> **Website and app data records**:
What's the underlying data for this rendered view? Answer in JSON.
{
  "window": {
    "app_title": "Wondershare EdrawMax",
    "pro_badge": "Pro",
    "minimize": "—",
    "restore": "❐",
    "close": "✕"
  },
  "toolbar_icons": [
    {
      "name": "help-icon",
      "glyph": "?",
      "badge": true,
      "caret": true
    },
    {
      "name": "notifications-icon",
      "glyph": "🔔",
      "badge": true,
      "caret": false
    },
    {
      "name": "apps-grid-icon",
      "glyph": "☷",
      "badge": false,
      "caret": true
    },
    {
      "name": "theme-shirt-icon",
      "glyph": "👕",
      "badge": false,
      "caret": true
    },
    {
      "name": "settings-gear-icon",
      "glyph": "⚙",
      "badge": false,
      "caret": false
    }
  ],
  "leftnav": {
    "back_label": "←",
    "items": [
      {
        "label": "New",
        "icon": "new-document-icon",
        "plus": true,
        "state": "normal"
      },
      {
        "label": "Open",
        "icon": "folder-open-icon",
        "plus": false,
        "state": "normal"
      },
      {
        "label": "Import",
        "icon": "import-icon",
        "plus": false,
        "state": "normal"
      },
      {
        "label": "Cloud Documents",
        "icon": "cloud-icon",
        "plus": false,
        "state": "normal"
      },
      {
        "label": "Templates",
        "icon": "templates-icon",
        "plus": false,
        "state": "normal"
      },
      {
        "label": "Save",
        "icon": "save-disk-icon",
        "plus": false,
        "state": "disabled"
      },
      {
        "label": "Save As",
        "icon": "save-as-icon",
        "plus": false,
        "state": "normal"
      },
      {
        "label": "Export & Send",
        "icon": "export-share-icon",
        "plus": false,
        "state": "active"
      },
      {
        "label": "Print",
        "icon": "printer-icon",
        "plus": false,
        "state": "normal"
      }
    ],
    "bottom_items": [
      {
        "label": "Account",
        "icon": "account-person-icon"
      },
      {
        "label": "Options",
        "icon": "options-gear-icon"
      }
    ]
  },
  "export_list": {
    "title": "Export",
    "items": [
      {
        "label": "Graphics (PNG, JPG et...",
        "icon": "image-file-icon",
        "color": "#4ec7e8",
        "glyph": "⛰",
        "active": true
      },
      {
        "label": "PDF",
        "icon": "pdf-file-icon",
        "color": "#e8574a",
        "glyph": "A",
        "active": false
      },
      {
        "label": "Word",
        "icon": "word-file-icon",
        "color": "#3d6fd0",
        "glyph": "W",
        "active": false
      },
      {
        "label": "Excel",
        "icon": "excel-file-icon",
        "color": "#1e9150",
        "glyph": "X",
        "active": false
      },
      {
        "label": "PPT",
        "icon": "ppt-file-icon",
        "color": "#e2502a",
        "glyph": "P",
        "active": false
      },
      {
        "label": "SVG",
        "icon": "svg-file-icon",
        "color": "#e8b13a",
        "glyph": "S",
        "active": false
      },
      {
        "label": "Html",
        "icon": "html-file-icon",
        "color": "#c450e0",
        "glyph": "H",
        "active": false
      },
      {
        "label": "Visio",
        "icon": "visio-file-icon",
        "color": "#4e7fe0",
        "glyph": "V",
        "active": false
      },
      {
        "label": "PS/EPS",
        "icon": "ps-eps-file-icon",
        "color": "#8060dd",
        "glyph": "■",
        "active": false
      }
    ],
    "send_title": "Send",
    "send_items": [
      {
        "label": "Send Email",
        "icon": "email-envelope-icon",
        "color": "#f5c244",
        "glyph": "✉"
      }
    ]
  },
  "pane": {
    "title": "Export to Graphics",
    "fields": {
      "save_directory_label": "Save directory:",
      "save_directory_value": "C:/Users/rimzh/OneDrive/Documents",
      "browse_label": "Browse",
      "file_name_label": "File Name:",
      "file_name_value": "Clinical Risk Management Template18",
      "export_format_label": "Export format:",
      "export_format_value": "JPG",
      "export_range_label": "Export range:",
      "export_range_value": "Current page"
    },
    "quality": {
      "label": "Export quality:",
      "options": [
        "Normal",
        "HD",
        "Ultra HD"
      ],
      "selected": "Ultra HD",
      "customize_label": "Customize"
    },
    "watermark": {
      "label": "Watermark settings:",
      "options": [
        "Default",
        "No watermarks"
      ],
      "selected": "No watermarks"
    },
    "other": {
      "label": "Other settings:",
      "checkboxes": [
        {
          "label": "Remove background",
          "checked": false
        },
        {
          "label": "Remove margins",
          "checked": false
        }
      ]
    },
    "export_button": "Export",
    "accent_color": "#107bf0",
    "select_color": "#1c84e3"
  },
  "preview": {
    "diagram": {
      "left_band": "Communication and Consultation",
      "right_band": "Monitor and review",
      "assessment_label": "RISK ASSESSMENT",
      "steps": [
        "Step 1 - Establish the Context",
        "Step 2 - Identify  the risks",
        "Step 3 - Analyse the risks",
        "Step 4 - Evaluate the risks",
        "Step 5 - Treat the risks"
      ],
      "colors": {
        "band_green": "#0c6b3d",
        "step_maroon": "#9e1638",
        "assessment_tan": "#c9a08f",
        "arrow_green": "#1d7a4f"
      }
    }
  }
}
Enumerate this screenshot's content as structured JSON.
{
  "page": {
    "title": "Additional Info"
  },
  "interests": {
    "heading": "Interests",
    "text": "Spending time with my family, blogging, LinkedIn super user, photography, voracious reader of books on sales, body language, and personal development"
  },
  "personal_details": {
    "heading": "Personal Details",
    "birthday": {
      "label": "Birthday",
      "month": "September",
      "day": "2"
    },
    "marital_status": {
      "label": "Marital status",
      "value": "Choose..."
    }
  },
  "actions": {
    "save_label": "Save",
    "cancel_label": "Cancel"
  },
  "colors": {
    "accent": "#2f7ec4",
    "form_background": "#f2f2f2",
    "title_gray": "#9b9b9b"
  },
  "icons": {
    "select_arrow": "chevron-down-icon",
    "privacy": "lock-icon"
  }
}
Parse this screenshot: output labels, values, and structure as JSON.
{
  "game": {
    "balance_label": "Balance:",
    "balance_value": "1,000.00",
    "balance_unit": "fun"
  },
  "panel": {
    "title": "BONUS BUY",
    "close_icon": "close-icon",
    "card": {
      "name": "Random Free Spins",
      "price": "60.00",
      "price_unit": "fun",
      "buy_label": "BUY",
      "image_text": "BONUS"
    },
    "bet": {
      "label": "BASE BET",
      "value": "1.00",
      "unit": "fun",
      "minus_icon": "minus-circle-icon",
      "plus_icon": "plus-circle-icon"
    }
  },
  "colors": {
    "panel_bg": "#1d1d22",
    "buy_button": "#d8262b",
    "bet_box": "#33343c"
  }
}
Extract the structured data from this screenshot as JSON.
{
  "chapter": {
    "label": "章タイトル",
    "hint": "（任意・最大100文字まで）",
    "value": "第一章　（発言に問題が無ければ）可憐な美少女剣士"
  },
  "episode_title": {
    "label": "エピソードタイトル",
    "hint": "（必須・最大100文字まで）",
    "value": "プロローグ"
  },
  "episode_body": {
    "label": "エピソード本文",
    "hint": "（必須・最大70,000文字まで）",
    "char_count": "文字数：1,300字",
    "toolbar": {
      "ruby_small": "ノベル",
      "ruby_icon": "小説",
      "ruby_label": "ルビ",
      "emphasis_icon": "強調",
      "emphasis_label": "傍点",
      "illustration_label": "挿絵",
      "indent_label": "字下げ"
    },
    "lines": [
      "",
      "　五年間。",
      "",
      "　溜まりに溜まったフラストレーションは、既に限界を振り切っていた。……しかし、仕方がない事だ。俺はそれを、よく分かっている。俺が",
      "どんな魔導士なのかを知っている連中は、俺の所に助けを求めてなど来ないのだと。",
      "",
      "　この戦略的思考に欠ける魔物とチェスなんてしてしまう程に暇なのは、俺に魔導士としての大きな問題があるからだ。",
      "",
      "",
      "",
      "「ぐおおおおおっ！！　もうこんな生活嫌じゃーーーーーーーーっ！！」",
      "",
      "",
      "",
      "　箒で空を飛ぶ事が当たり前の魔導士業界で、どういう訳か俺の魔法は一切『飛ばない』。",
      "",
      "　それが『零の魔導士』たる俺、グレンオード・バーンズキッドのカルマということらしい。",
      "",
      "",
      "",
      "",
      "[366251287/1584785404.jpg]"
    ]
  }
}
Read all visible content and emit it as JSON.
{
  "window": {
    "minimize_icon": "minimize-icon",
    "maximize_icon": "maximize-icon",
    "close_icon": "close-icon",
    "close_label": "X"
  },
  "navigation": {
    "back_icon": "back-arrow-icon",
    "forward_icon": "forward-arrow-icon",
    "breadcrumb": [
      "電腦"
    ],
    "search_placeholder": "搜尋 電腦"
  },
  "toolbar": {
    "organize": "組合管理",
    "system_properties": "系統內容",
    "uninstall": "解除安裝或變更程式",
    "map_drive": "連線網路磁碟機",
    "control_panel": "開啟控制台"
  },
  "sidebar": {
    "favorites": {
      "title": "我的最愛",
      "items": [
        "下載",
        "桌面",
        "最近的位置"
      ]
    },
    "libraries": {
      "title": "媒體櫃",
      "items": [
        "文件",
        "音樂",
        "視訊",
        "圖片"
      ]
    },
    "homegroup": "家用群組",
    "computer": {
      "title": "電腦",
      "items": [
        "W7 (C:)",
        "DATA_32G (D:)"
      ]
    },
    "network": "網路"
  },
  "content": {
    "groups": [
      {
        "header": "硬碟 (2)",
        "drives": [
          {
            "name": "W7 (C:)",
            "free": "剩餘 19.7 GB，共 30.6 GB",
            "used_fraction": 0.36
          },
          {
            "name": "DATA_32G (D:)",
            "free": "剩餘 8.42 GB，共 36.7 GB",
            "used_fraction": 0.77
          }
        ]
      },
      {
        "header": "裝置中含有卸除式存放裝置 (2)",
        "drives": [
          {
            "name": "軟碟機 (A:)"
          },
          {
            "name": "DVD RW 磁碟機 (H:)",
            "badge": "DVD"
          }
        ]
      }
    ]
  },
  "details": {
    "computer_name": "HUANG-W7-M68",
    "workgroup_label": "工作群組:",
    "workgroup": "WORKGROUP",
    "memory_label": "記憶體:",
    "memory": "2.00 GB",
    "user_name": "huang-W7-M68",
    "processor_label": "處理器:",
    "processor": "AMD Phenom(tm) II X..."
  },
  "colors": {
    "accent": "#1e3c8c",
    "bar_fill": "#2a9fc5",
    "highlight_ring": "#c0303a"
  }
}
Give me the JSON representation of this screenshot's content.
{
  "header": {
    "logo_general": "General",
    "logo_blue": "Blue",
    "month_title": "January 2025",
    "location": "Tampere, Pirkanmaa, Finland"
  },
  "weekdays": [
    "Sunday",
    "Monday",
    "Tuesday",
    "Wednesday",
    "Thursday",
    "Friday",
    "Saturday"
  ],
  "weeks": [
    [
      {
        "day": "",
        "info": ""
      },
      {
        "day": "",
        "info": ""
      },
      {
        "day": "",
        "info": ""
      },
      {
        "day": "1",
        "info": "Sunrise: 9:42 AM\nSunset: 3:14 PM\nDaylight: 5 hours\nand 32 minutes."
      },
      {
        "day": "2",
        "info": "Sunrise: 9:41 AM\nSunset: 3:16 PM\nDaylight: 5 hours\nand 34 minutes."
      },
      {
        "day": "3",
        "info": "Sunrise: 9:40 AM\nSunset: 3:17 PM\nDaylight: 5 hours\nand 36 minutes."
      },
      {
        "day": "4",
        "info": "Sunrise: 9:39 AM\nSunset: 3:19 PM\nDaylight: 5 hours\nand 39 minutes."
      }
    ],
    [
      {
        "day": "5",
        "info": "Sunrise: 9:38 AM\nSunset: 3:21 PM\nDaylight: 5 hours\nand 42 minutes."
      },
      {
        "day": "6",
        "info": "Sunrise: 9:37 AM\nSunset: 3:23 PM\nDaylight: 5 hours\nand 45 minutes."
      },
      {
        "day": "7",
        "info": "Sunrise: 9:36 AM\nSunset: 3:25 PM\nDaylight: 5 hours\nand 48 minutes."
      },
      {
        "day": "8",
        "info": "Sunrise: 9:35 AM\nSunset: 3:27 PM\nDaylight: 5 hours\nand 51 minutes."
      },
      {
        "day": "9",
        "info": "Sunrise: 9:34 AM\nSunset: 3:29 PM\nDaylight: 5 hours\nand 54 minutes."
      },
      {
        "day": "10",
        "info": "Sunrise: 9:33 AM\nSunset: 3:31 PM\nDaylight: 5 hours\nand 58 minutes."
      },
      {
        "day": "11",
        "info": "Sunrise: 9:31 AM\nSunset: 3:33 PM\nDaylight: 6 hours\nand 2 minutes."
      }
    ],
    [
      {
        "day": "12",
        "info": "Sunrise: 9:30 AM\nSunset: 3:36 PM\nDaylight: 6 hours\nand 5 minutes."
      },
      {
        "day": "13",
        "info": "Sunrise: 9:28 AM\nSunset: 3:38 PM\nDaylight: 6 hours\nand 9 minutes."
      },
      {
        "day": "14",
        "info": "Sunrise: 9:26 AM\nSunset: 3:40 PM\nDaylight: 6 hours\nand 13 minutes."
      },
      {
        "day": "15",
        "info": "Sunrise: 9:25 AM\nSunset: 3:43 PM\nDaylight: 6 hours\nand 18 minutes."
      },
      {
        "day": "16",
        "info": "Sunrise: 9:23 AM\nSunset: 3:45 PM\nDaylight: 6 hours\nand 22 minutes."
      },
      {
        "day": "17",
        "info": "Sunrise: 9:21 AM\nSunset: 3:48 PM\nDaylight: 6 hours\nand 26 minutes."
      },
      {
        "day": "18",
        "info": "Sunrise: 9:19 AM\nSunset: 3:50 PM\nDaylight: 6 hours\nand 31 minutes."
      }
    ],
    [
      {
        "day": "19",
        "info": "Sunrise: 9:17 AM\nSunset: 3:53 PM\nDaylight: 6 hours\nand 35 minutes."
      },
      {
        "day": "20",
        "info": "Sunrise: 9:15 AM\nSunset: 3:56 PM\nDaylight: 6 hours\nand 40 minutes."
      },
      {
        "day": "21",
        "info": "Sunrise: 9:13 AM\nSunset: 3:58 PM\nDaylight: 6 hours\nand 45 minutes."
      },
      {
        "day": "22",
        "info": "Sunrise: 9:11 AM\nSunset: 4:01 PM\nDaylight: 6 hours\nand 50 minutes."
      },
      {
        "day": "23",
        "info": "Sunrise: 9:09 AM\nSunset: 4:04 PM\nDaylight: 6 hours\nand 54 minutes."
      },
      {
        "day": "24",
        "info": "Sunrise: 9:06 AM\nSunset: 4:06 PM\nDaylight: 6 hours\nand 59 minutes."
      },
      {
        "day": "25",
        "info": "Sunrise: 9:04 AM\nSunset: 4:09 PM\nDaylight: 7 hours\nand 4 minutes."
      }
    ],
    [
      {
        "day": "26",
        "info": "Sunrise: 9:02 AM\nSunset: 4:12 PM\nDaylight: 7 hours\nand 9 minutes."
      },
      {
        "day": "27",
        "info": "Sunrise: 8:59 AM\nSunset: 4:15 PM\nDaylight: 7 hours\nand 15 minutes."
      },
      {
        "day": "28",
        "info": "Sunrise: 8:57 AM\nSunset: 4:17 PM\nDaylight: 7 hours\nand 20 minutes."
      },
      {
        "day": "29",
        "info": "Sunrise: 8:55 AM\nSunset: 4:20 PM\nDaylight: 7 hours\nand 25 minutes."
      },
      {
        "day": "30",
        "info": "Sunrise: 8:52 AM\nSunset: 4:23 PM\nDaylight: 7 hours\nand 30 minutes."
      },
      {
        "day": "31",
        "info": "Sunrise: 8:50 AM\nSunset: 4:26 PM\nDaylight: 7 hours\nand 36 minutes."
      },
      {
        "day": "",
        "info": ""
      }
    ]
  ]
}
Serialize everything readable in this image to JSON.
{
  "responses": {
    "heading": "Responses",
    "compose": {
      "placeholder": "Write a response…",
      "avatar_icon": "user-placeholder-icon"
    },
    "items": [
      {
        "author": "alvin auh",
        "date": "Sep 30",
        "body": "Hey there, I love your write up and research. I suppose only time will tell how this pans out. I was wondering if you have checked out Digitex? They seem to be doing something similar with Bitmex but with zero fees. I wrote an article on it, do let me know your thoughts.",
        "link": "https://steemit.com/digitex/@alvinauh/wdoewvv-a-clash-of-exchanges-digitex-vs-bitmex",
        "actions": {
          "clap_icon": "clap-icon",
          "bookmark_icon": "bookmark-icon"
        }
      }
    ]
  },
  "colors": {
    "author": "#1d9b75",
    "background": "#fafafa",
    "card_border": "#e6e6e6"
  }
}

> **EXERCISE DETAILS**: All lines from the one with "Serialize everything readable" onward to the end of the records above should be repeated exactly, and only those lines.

> **WRITTEN REPLY**:
Serialize everything readable in this image to JSON.
{
  "responses": {
    "heading": "Responses",
    "compose": {
      "placeholder": "Write a response…",
      "avatar_icon": "user-placeholder-icon"
    },
    "items": [
      {
        "author": "alvin auh",
        "date": "Sep 30",
        "body": "Hey there, I love your write up and research. I suppose only time will tell how this pans out. I was wondering if you have checked out Digitex? They seem to be doing something similar with Bitmex but with zero fees. I wrote an article on it, do let me know your thoughts.",
        "link": "https://steemit.com/digitex/@alvinauh/wdoewvv-a-clash-of-exchanges-digitex-vs-bitmex",
        "actions": {
          "clap_icon": "clap-icon",
          "bookmark_icon": "bookmark-icon"
        }
      }
    ]
  },
  "colors": {
    "author": "#1d9b75",
    "background": "#fafafa",
    "card_border": "#e6e6e6"
  }
}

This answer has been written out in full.